» **WHAT YOU HAVE TO DO**: Return all of the records below verbatim.
── RECORDS TO USE ──
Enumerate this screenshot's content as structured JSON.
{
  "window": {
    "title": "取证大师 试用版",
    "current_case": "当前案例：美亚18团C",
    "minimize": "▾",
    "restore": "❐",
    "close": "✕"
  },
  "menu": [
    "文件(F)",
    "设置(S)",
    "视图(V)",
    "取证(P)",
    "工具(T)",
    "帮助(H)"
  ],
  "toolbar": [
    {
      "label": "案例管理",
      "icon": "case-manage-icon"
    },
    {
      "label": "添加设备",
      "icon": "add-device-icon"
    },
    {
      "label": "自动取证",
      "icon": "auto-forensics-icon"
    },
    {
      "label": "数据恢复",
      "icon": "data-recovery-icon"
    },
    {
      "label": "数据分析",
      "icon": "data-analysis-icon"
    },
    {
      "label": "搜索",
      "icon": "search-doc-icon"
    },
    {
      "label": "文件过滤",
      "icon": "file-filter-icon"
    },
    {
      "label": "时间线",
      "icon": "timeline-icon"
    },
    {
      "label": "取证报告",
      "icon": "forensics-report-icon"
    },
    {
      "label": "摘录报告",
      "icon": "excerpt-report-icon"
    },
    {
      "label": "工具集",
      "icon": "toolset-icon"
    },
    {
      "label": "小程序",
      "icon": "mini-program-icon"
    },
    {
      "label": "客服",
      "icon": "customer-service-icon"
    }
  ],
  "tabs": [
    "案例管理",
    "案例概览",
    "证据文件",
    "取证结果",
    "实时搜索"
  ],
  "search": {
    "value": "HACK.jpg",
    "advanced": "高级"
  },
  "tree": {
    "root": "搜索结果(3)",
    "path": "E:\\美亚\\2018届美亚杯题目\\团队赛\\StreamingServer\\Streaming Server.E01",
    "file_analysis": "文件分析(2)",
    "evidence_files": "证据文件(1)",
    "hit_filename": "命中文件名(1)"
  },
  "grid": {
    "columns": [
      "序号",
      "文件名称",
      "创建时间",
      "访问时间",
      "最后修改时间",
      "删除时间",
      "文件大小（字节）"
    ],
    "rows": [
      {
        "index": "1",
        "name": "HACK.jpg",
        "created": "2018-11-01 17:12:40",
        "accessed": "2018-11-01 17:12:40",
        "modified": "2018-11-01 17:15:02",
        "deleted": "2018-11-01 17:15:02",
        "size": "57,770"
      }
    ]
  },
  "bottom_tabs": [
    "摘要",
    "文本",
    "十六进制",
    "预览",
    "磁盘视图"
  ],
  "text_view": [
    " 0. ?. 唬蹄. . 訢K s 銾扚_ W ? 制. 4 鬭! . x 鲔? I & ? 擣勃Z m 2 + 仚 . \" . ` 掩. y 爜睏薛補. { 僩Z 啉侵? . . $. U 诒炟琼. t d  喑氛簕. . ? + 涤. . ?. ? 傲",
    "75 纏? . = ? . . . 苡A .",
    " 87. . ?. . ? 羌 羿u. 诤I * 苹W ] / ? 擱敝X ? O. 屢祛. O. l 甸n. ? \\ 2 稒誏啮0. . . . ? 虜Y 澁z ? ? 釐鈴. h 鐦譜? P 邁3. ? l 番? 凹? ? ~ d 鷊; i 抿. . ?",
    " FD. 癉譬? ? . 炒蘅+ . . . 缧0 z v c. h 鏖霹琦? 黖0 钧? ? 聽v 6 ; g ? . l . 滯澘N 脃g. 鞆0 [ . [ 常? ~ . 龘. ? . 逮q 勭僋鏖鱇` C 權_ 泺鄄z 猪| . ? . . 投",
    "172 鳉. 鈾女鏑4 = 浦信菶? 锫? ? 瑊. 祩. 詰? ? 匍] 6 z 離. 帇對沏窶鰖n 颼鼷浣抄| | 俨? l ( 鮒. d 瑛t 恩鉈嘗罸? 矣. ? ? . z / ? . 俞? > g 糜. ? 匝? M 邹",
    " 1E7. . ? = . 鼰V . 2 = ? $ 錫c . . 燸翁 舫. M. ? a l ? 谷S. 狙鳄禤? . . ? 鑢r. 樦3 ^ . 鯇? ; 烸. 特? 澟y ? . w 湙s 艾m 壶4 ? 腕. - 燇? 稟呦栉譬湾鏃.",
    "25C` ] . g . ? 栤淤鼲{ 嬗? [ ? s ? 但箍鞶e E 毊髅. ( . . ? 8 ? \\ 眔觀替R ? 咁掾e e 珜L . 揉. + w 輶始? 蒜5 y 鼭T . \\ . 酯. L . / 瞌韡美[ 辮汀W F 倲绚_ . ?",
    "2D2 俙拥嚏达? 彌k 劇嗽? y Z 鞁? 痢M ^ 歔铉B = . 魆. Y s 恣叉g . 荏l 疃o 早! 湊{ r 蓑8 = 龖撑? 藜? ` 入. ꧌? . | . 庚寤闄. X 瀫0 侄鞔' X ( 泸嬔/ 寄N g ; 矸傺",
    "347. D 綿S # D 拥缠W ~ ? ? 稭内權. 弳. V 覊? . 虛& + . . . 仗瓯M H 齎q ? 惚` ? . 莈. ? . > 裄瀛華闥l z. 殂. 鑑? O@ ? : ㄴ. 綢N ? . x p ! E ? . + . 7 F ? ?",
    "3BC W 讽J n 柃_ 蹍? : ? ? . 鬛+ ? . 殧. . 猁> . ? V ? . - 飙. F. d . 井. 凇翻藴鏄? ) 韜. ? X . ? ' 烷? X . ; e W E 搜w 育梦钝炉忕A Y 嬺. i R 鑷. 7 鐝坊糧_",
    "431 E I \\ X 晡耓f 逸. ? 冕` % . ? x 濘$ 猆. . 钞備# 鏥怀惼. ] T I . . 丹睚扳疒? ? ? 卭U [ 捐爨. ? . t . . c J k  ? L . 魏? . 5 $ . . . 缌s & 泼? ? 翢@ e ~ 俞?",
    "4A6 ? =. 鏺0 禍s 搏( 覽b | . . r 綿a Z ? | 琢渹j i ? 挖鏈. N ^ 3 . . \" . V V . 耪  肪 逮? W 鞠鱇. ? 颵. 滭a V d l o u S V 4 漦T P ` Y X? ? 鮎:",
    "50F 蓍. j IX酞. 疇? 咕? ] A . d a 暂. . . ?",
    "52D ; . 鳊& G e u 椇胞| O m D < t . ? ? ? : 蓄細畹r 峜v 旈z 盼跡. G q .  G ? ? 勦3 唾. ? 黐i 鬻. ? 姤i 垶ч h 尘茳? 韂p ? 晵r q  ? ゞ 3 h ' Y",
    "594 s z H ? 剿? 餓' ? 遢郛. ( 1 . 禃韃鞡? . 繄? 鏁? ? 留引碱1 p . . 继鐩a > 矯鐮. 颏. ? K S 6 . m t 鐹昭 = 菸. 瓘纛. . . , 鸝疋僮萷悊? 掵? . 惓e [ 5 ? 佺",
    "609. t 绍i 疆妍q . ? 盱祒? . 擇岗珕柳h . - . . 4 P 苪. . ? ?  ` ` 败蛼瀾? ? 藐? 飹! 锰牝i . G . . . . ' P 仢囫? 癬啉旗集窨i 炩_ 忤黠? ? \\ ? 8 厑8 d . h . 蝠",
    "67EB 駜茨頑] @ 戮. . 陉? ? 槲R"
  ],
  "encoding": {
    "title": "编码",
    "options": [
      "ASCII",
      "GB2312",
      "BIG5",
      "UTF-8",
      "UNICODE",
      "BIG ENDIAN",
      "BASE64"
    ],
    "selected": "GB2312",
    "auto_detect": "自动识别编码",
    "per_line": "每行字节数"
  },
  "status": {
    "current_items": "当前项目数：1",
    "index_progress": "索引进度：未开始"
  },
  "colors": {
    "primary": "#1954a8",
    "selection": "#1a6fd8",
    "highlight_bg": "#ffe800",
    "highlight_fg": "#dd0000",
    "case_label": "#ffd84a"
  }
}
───
» **COMPLETED EXERCISE**:
Enumerate this screenshot's content as structured JSON.
{
  "window": {
    "title": "取证大师 试用版",
    "current_case": "当前案例：美亚18团C",
    "minimize": "▾",
    "restore": "❐",
    "close": "✕"
  },
  "menu": [
    "文件(F)",
    "设置(S)",
    "视图(V)",
    "取证(P)",
    "工具(T)",
    "帮助(H)"
  ],
  "toolbar": [
    {
      "label": "案例管理",
      "icon": "case-manage-icon"
    },
    {
      "label": "添加设备",
      "icon": "add-device-icon"
    },
    {
      "label": "自动取证",
      "icon": "auto-forensics-icon"
    },
    {
      "label": "数据恢复",
      "icon": "data-recovery-icon"
    },
    {
      "label": "数据分析",
      "icon": "data-analysis-icon"
    },
    {
      "label": "搜索",
      "icon": "search-doc-icon"
    },
    {
      "label": "文件过滤",
      "icon": "file-filter-icon"
    },
    {
      "label": "时间线",
      "icon": "timeline-icon"
    },
    {
      "label": "取证报告",
      "icon": "forensics-report-icon"
    },
    {
      "label": "摘录报告",
      "icon": "excerpt-report-icon"
    },
    {
      "label": "工具集",
      "icon": "toolset-icon"
    },
    {
      "label": "小程序",
      "icon": "mini-program-icon"
    },
    {
      "label": "客服",
      "icon": "customer-service-icon"
    }
  ],
  "tabs": [
    "案例管理",
    "案例概览",
    "证据文件",
    "取证结果",
    "实时搜索"
  ],
  "search": {
    "value": "HACK.jpg",
    "advanced": "高级"
  },
  "tree": {
    "root": "搜索结果(3)",
    "path": "E:\\美亚\\2018届美亚杯题目\\团队赛\\StreamingServer\\Streaming Server.E01",
    "file_analysis": "文件分析(2)",
    "evidence_files": "证据文件(1)",
    "hit_filename": "命中文件名(1)"
  },
  "grid": {
    "columns": [
      "序号",
      "文件名称",
      "创建时间",
      "访问时间",
      "最后修改时间",
      "删除时间",
      "文件大小（字节）"
    ],
    "rows": [
      {
        "index": "1",
        "name": "HACK.jpg",
        "created": "2018-11-01 17:12:40",
        "accessed": "2018-11-01 17:12:40",
        "modified": "2018-11-01 17:15:02",
        "deleted": "2018-11-01 17:15:02",
        "size": "57,770"
      }
    ]
  },
  "bottom_tabs": [
    "摘要",
    "文本",
    "十六进制",
    "预览",
    "磁盘视图"
  ],
  "text_view": [
    " 0. ?. 唬蹄. . 訢K s 銾扚_ W ? 制. 4 鬭! . x 鲔? I & ? 擣勃Z m 2 + 仚 . \" . ` 掩. y 爜睏薛補. { 僩Z 啉侵? . . $. U 诒炟琼. t d  喑氛簕. . ? + 涤. . ?. ? 傲",
    "75 纏? . = ? . . . 苡A .",
    " 87. . ?. . ? 羌 羿u. 诤I * 苹W ] / ? 擱敝X ? O. 屢祛. O. l 甸n. ? \\ 2 稒誏啮0. . . . ? 虜Y 澁z ? ? 釐鈴. h 鐦譜? P 邁3. ? l 番? 凹? ? ~ d 鷊; i 抿. . ?",
    " FD. 癉譬? ? . 炒蘅+ . . . 缧0 z v c. h 鏖霹琦? 黖0 钧? ? 聽v 6 ; g ? . l . 滯澘N 脃g. 鞆0 [ . [ 常? ~ . 龘. ? . 逮q 勭僋鏖鱇` C 權_ 泺鄄z 猪| . ? . . 投",
    "172 鳉. 鈾女鏑4 = 浦信菶? 锫? ? 瑊. 祩. 詰? ? 匍] 6 z 離. 帇對沏窶鰖n 颼鼷浣抄| | 俨? l ( 鮒. d 瑛t 恩鉈嘗罸? 矣. ? ? . z / ? . 俞? > g 糜. ? 匝? M 邹",
    " 1E7. . ? = . 鼰V . 2 = ? $ 錫c . . 燸翁 舫. M. ? a l ? 谷S. 狙鳄禤? . . ? 鑢r. 樦3 ^ . 鯇? ; 烸. 特? 澟y ? . w 湙s 艾m 壶4 ? 腕. - 燇? 稟呦栉譬湾鏃.",
    "25C` ] . g . ? 栤淤鼲{ 嬗? [ ? s ? 但箍鞶e E 毊髅. ( . . ? 8 ? \\ 眔觀替R ? 咁掾e e 珜L . 揉. + w 輶始? 蒜5 y 鼭T . \\ . 酯. L . / 瞌韡美[ 辮汀W F 倲绚_ . ?",
    "2D2 俙拥嚏达? 彌k 劇嗽? y Z 鞁? 痢M ^ 歔铉B = . 魆. Y s 恣叉g . 荏l 疃o 早! 湊{ r 蓑8 = 龖撑? 藜? ` 入. ꧌? . | . 庚寤闄. X 瀫0 侄鞔' X ( 泸嬔/ 寄N g ; 矸傺",
    "347. D 綿S # D 拥缠W ~ ? ? 稭内權. 弳. V 覊? . 虛& + . . . 仗瓯M H 齎q ? 惚` ? . 莈. ? . > 裄瀛華闥l z. 殂. 鑑? O@ ? : ㄴ. 綢N ? . x p ! E ? . + . 7 F ? ?",
    "3BC W 讽J n 柃_ 蹍? : ? ? . 鬛+ ? . 殧. . 猁> . ? V ? . - 飙. F. d . 井. 凇翻藴鏄? ) 韜. ? X . ? ' 烷? X . ; e W E 搜w 育梦钝炉忕A Y 嬺. i R 鑷. 7 鐝坊糧_",
    "431 E I \\ X 晡耓f 逸. ? 冕` % . ? x 濘$ 猆. . 钞備# 鏥怀惼. ] T I . . 丹睚扳疒? ? ? 卭U [ 捐爨. ? . t . . c J k  ? L . 魏? . 5 $ . . . 缌s & 泼? ? 翢@ e ~ 俞?",
    "4A6 ? =. 鏺0 禍s 搏( 覽b | . . r 綿a Z ? | 琢渹j i ? 挖鏈. N ^ 3 . . \" . V V . 耪  肪 逮? W 鞠鱇. ? 颵. 滭a V d l o u S V 4 漦T P ` Y X? ? 鮎:",
    "50F 蓍. j IX酞. 疇? 咕? ] A . d a 暂. . . ?",
    "52D ; . 鳊& G e u 椇胞| O m D < t . ? ? ? : 蓄細畹r 峜v 旈z 盼跡. G q .  G ? ? 勦3 唾. ? 黐i 鬻. ? 姤i 垶ч h 尘茳? 韂p ? 晵r q  ? ゞ 3 h ' Y",
    "594 s z H ? 剿? 餓' ? 遢郛. ( 1 . 禃韃鞡? . 繄? 鏁? ? 留引碱1 p . . 继鐩a > 矯鐮. 颏. ? K S 6 . m t 鐹昭 = 菸. 瓘纛. . . , 鸝疋僮萷悊? 掵? . 惓e [ 5 ? 佺",
    "609. t 绍i 疆妍q . ? 盱祒? . 擇岗珕柳h . - . . 4 P 苪. . ? ?  ` ` 败蛼瀾? ? 藐? 飹! 锰牝i . G . . . . ' P 仢囫? 癬啉旗集窨i 炩_ 忤黠? ? \\ ? 8 厑8 d . h . 蝠",
    "67EB 駜茨頑] @ 戮. . 陉? ? 槲R"
  ],
  "encoding": {
    "title": "编码",
    "options": [
      "ASCII",
      "GB2312",
      "BIG5",
      "UTF-8",
      "UNICODE",
      "BIG ENDIAN",
      "BASE64"
    ],
    "selected": "GB2312",
    "auto_detect": "自动识别编码",
    "per_line": "每行字节数"
  },
  "status": {
    "current_items": "当前项目数：1",
    "index_progress": "索引进度：未开始"
  },
  "colors": {
    "primary": "#1954a8",
    "selection": "#1a6fd8",
    "highlight_bg": "#ffe800",
    "highlight_fg": "#dd0000",
    "case_label": "#ffd84a"
  }
}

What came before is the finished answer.